All entries are to be given again verbatim.
[[ Provided data open ]]
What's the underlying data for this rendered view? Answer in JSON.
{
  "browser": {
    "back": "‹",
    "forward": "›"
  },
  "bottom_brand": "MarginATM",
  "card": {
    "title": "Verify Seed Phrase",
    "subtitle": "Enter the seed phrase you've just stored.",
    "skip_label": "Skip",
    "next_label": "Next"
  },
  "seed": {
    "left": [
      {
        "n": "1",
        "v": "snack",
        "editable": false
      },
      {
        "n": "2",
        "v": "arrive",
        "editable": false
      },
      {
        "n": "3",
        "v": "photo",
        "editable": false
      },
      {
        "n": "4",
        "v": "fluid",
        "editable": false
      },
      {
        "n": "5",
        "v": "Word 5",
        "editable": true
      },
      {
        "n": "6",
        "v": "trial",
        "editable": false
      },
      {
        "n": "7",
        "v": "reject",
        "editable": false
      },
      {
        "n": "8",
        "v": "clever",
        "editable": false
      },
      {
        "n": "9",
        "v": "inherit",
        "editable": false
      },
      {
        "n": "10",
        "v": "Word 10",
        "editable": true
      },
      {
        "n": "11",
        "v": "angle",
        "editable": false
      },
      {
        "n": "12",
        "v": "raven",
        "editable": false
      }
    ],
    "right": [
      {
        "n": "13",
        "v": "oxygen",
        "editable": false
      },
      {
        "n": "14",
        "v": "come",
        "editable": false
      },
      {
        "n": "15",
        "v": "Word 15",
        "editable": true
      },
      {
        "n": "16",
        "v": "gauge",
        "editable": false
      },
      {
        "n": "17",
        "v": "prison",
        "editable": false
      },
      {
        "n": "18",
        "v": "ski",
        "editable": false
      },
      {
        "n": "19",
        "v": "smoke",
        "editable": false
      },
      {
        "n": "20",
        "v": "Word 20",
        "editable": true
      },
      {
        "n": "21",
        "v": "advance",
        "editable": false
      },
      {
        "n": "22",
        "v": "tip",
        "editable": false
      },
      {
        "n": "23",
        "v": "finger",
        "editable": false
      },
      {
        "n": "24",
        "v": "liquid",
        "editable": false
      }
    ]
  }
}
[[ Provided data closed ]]
Finished task:
What's the underlying data for this rendered view? Answer in JSON.
{
  "browser": {
    "back": "‹",
    "forward": "›"
  },
  "bottom_brand": "MarginATM",
  "card": {
    "title": "Verify Seed Phrase",
    "subtitle": "Enter the seed phrase you've just stored.",
    "skip_label": "Skip",
    "next_label": "Next"
  },
  "seed": {
    "left": [
      {
        "n": "1",
        "v": "snack",
        "editable": false
      },
      {
        "n": "2",
        "v": "arrive",
        "editable": false
      },
      {
        "n": "3",
        "v": "photo",
        "editable": false
      },
      {
        "n": "4",
        "v": "fluid",
        "editable": false
      },
      {
        "n": "5",
        "v": "Word 5",
        "editable": true
      },
      {
        "n": "6",
        "v": "trial",
        "editable": false
      },
      {
        "n": "7",
        "v": "reject",
        "editable": false
      },
      {
        "n": "8",
        "v": "clever",
        "editable": false
      },
      {
        "n": "9",
        "v": "inherit",
        "editable": false
      },
      {
        "n": "10",
        "v": "Word 10",
        "editable": true
      },
      {
        "n": "11",
        "v": "angle",
        "editable": false
      },
      {
        "n": "12",
        "v": "raven",
        "editable": false
      }
    ],
    "right": [
      {
        "n": "13",
        "v": "oxygen",
        "editable": false
      },
      {
        "n": "14",
        "v": "come",
        "editable": false
      },
      {
        "n": "15",
        "v": "Word 15",
        "editable": true
      },
      {
        "n": "16",
        "v": "gauge",
        "editable": false
      },
      {
        "n": "17",
        "v": "prison",
        "editable": false
      },
      {
        "n": "18",
        "v": "ski",
        "editable": false
      },
      {
        "n": "19",
        "v": "smoke",
        "editable": false
      },
      {
        "n": "20",
        "v": "Word 20",
        "editable": true
      },
      {
        "n": "21",
        "v": "advance",
        "editable": false
      },
      {
        "n": "22",
        "v": "tip",
        "editable": false
      },
      {
        "n": "23",
        "v": "finger",
        "editable": false
      },
      {
        "n": "24",
        "v": "liquid",
        "editable": false
      }
    ]
  }
}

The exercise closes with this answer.